Politics played an important role in farming back then too. There was an article on how Nebraska’s income tax situation was discriminating against farmers. “Almost every farmer who was forced by a (tax) collector to change from the inventory to the cash basis last year had to pay more tax,” wrote University of Nebraska author, P.K. Whelpton.

In light of a new road financing law article that will appear soon in present-day Nebraska Farmer, I was interested to read all about paving efforts in 1920. “The problem of good roads is one that has confronted Nebraska farmers for a long time,” the article said. “But like every other progressive movement, it is slow to get here, though sure to come.” Fast forward to this spring, and farmers were saying the same thing. This might be soon alleviated to some extent, thanks to the new law pushed forward by Senator Deb Fischer of Valentine.
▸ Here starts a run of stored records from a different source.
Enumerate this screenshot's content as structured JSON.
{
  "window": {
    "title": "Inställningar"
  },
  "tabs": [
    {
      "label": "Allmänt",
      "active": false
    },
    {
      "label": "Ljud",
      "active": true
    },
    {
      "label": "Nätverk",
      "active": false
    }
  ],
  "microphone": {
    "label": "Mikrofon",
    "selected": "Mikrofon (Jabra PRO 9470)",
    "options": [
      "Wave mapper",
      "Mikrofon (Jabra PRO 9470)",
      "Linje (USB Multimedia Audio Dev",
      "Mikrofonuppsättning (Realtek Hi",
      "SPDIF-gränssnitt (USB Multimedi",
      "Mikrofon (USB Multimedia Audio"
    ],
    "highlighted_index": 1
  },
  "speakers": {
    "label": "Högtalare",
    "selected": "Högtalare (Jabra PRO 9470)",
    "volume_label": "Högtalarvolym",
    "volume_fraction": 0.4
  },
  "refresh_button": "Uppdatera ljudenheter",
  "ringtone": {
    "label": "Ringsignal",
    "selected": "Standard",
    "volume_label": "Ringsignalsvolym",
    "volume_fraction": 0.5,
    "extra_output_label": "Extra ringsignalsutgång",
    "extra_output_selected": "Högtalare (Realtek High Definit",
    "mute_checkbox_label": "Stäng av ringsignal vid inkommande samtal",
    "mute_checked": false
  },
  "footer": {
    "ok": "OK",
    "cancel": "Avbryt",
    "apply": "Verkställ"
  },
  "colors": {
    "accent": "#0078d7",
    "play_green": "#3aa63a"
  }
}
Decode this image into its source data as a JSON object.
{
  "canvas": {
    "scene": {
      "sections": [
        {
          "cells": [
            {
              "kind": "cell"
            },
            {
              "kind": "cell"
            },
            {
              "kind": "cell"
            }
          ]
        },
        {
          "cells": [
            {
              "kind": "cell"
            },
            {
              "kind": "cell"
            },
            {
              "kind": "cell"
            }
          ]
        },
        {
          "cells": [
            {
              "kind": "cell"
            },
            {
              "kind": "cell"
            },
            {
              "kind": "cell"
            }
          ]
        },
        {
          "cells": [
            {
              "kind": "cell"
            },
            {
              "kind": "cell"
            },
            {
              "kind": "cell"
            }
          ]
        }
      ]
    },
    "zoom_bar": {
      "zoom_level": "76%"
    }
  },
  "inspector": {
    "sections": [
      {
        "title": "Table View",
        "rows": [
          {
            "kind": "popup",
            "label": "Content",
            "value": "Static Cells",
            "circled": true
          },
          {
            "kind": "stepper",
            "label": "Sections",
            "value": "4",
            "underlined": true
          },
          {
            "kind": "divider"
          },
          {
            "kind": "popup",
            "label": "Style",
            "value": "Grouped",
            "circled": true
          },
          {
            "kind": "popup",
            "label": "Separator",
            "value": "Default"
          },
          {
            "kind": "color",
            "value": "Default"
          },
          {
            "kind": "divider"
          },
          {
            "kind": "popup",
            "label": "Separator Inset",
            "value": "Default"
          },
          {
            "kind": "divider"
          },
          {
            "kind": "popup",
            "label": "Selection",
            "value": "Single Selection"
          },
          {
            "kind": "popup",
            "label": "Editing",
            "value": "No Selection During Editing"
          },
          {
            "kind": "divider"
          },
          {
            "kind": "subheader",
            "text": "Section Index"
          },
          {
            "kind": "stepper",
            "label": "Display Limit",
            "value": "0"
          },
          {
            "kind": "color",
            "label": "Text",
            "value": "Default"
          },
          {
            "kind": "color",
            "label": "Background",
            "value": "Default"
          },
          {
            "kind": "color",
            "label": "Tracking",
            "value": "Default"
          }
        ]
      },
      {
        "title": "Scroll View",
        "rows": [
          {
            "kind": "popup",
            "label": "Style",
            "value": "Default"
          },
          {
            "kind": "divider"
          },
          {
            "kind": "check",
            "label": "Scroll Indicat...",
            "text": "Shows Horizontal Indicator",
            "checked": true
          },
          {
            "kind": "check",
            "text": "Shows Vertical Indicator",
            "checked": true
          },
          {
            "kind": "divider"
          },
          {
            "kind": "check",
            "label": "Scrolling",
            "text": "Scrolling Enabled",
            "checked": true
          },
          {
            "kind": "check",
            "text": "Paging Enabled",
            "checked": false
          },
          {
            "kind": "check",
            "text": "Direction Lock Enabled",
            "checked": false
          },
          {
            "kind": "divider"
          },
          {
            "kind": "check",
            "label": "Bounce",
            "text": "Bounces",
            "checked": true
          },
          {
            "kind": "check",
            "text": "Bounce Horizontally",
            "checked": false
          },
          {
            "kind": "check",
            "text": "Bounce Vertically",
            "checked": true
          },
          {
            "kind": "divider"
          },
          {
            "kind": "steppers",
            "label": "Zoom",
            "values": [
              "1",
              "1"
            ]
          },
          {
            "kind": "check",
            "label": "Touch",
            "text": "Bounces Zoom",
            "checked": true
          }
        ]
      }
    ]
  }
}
There was a section on innovations farmers can make at home to ease their work load on the farm. Some of the ideas were building a handy fire bellows, a quick way to remove a sickle section, how to build a loading chute and how to build a concrete culvert.

The editorial page, written by C.W. Pugsley, talked about the value of purebred sires in the herd, the problem of illiteracy among Nebraska’s children and the menace of corn borer. There were tons of ads for free seed books, including Burton’s 1920 Seed Book, the “biggest and best seed book published in the West,” the ad said. And be sure to purchase International Harvester tillage tools, including disk harrows, spring and peg tooth and combination harrows, culti-packers and other horsedrawn tillers. No-till farmers can skip this ad I guess.

Did you know that Semi-Solid Buttermilk is the “best hog and poultry feed on earth?” Yup. And the latest horse harness from the Boyt Harness Company is so futuristic, that it will be the harness of choice ten years from now (I guess that would be around 1930).

Poland China hogs seemed to be most popular in 1920. There were ads in the Livestock News section for purebred Poland China sales in Emerson, Davenport, Superior and Steele City. Durocs were also “in,” with sales set for Lexington, Cozad, David City and Rising City.

The old newspaper was yellowed and falling apart, so I set it aside to preserve the history within its pages. From my browsing, I learned that farmers in 1920 were concerned about roads, market prices, weather, taxes, machinery and new technology, pests and politics, but not necessarily in that order. I’m not sure some of the articles wouldn’t fit right in to our next issue.